It was hinted at in the movie when she told Bond to save his charms (“I’m immune!”) and Bond quipped “I must have appealed to her maternal instincts” when asked why she notified Washington about Operation Grand Slam.

Apparently in promotional material for the American market, the character was referred to as “Miss Galore” or “Goldfinger’s personal pilot”.

http://en.wikipedia.org/wiki/Goldfinger_(film)#Promotion

Why, whatever do you mean, sir?

If you see something objectionable in the name, you must have a dirty mind.

:wink:

I thought referring to “pussy cats” was taken at face value once upon a time and then at some point it began a slow decline as the perverted use grew in favor. I don’t know where 1964 falls on that line though. Similar to “having a gay old time” or referring to someone as a “gay fellow.”

A character of that name appeared decades later in the Cats & Dogs movie franchise. It all came full circle when Jeopardy! used her name as an answer in the “Movie Titles” category:

L’il Abner got away with Appassionata von Climax in 1960 (in the strip, on Broadway, and in the movie).

I’m still amazed Beaver Cleaver was a thing.

This was my assumption… I mean, we had Josie and the Pussycats in the 60s/70s, and that was a children’s comic book/cartoon title. Nowadays, the term “pussycat” garners an eyebrow raise, especially in connection with a human woman.

I think a lot of Americans are unaware of the phenomenon of words being viewed as far harsher here in the States than in the UK. Pussy, piss, bastard, and shit come to mind as words that are vulgar in the UK but obscene in the US.

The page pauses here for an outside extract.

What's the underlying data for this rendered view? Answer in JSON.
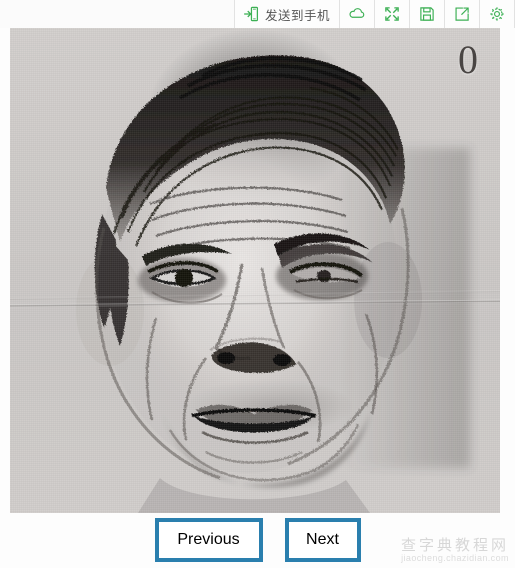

Reported… to the FBI, NSA and even the PTA.

Exactly.

There are still Gaytime icecream cones (for home use) sold here and they are an innocent memory from my childhood. http://shop.countdown.co.nz/Shop/ProductDetails?Stockcode=273822&name=gaytime-cones-super

I normally ask where pussy is, meaning my pussycat (a large Maine Coon) although my teenadult children cringe.

Pussy Galore and Pussy Riot evokes a slight smirk at most but usually no reaction at all here.

Mind you the OP asks this from a country where grown men are called Randy without blanching and patting someones fanny is amusing. Try that here and you’ll be on the deck or in a police station answering awkward questions. :smiley:

how about Plenty O’Toole?

That’s OK. She’s named after her father.

Dirty Dingus Magee (1970) probably took advantage of the trend that Goldfinger had established. :wink:

You’re ninja’d, IYKWIM.